The new model shows that stars with oscillations--vibrations--that match the frequency of gravitational waves passing through them can resonate and absorb a large amount of energy from the ripples.
"It's like if you have a spring that's vibrating at a particular frequency and you hit it at the same frequency, you'll make the oscillation stronger," McKernan said. "The same thing applies with gravitational waves."
If these stars absorb a large pulse of energy, they can be "pumped up" temporarily and made brighter than normal while they discharge the energy over time. This could provide scientists with another way to detect gravitational waves indirectly.
"You can think of stars as bars on a xylophone--they all have a different natural oscillation frequency," said co-author Saavik Ford, who is a research associate in the Museum's Department of Astrophysics as well as a professor at the Borough of Manhattan Community College, CUNY; a faculty member at CUNY's Graduate Center; and a Kavli Scholar at the Kavli Institute for Theoretical Physics. "If you have two black holes merging with each other and emitting gravitational waves at a certain frequency, you're only going to hit one of the bars on the xylophone at a time. But because the black holes decay as they come closer together, the frequency of the gravitational waves changes and you'll hit a sequence of notes. So you'll likely see the big stars lighting up first followed by smaller and smaller ones."

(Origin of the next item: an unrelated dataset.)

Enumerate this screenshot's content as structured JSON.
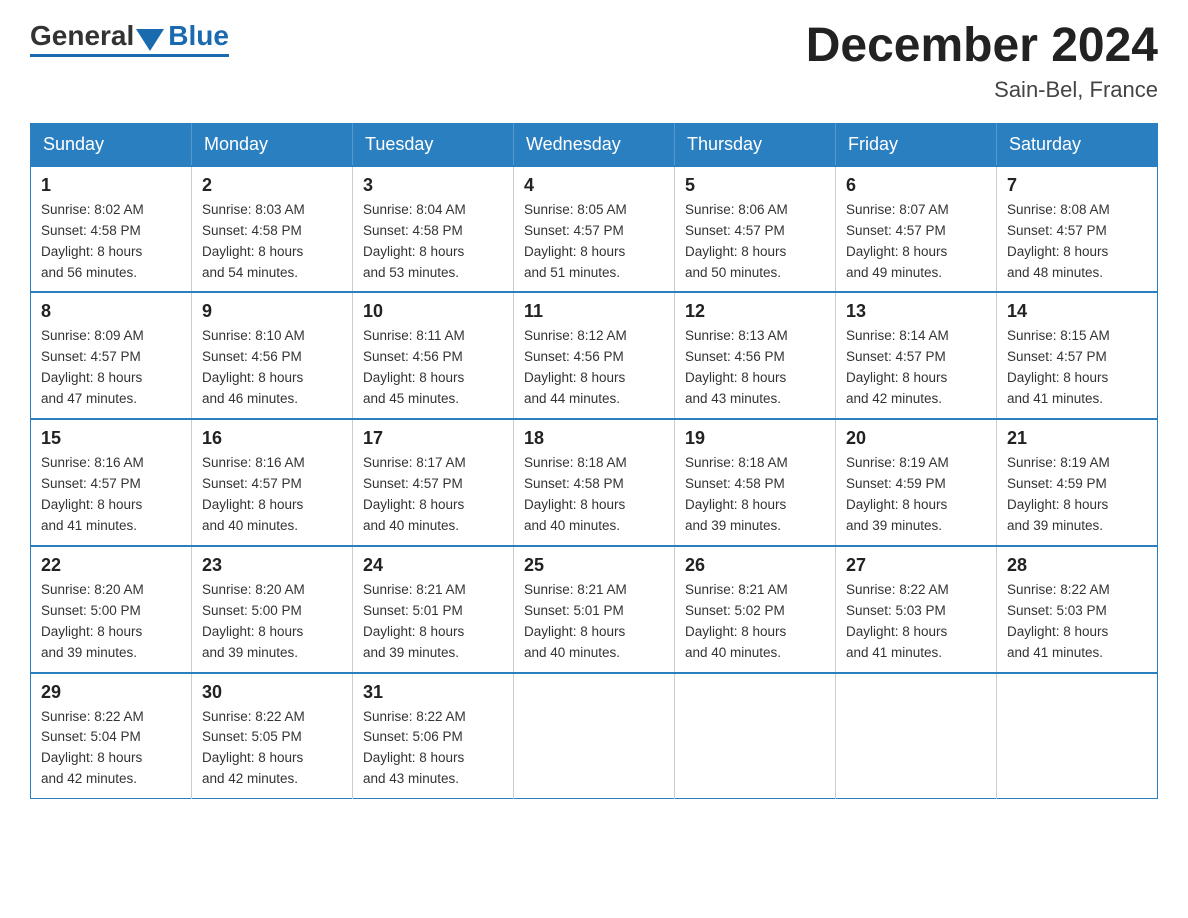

The work also presents a different way to indirectly detect gravitational waves. From the perspective of a gravitational wave detector on Earth or in space, when a star at the right frequency passes in front of an energetic source such as merging black holes, the detector will see a drop in the intensity of gravitational waves measured. In other words, stars--including our own Sun--can eclipse background sources of gravitational waves.
"You usually think of stars as being eclipsed by something, not the other way around," McKernan said.

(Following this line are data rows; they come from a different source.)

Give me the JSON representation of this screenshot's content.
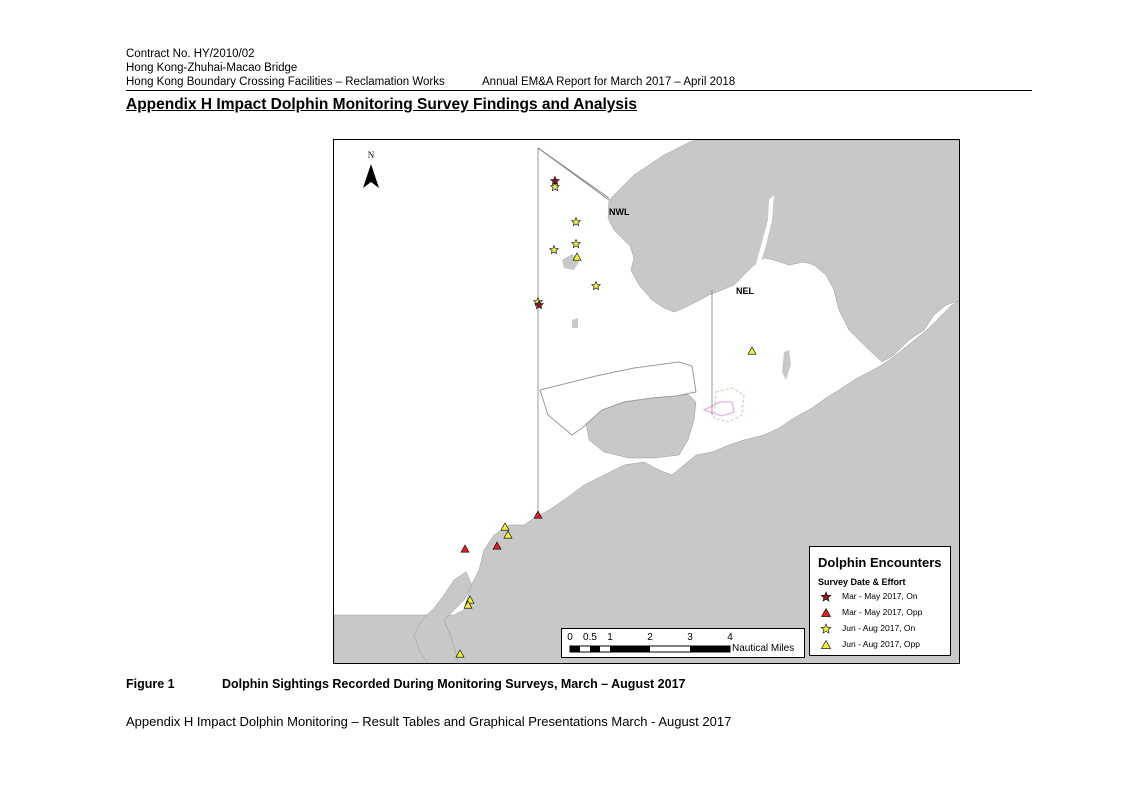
{
  "header": {
    "contract": "Contract No. HY/2010/02",
    "project": "Hong Kong-Zhuhai-Macao Bridge",
    "works": "Hong Kong Boundary Crossing Facilities – Reclamation Works",
    "report": "Annual EM&A Report for March 2017 – April 2018"
  },
  "appendix_title": "Appendix H   Impact Dolphin Monitoring Survey Findings and Analysis",
  "map": {
    "north_label": "N",
    "area_labels": {
      "nwl": "NWL",
      "nel": "NEL"
    },
    "colors": {
      "land": "#c8c8c8",
      "water": "#ffffff",
      "survey_line": "#808080"
    },
    "legend": {
      "title": "Dolphin Encounters",
      "subtitle": "Survey Date & Effort",
      "items": [
        {
          "label": "Mar - May 2017, On",
          "symbol": "star",
          "color": "#8b1a1a"
        },
        {
          "label": "Mar - May 2017, Opp",
          "symbol": "triangle",
          "color": "#e02020"
        },
        {
          "label": "Jun - Aug 2017, On",
          "symbol": "star",
          "color": "#f0f050"
        },
        {
          "label": "Jun - Aug 2017, Opp",
          "symbol": "triangle",
          "color": "#f5f030"
        }
      ]
    },
    "scale": {
      "ticks": [
        "0",
        "0.5",
        "1",
        "2",
        "3",
        "4"
      ],
      "unit": "Nautical Miles"
    }
  },
  "figure": {
    "label": "Figure 1",
    "caption": "Dolphin Sightings Recorded During Monitoring Surveys, March – August 2017"
  },
  "footer": "Appendix H Impact Dolphin Monitoring – Result Tables and Graphical Presentations  March - August 2017"
}
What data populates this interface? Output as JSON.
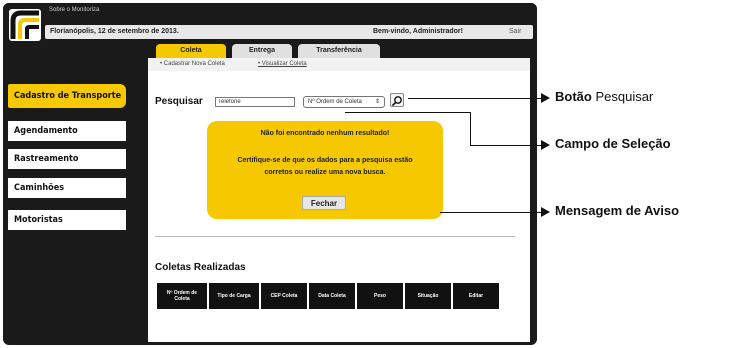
{
  "header": {
    "system_name": "Sobre o Monitoriza",
    "date": "Florianópolis, 12 de setembro de 2013.",
    "welcome": "Bem-vindo, Administrador!",
    "logout": "Sair"
  },
  "tabs": [
    {
      "label": "Coleta",
      "active": true
    },
    {
      "label": "Entrega",
      "active": false
    },
    {
      "label": "Transferência",
      "active": false
    }
  ],
  "subnav": {
    "item1": "• Cadastrar Nova Coleta",
    "item2": "• Visualizar Coleta"
  },
  "sidebar": {
    "items": [
      {
        "label": "Cadastro de Transporte",
        "active": true
      },
      {
        "label": "Agendamento",
        "active": false
      },
      {
        "label": "Rastreamento",
        "active": false
      },
      {
        "label": "Caminhões",
        "active": false
      },
      {
        "label": "Motoristas",
        "active": false
      }
    ]
  },
  "search": {
    "label": "Pesquisar",
    "input_value": "Telefone",
    "select_value": "Nº Ordem de Coleta",
    "button_icon": "magnifier-icon"
  },
  "alert": {
    "title": "Não foi encontrado nenhum resultado!",
    "message": "Certifique-se de que os dados para a pesquisa estão corretos ou realize uma nova busca.",
    "close_label": "Fechar"
  },
  "results": {
    "title": "Coletas Realizadas",
    "columns": [
      "Nº Ordem de Coleta",
      "Tipo de Carga",
      "CEP Coleta",
      "Data Coleta",
      "Peso",
      "Situação",
      "Editar"
    ]
  },
  "callouts": {
    "search_button": {
      "bold": "Botão",
      "rest": " Pesquisar"
    },
    "select_field": {
      "bold": "Campo de Seleção",
      "rest": ""
    },
    "warning": {
      "bold": "Mensagem de Aviso",
      "rest": ""
    }
  },
  "colors": {
    "accent": "#f5c800",
    "frame": "#1a1a1a"
  }
}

The researchers will continue to study these predictions and try to determine how long it would take to observe these effects from a telescope or detector.
Other authors include Bence Kocsis, from the Harvard-Smithsonian Center for Astrophysics and the Institute for Advanced Study, and Zoltan Haiman from Columbia University.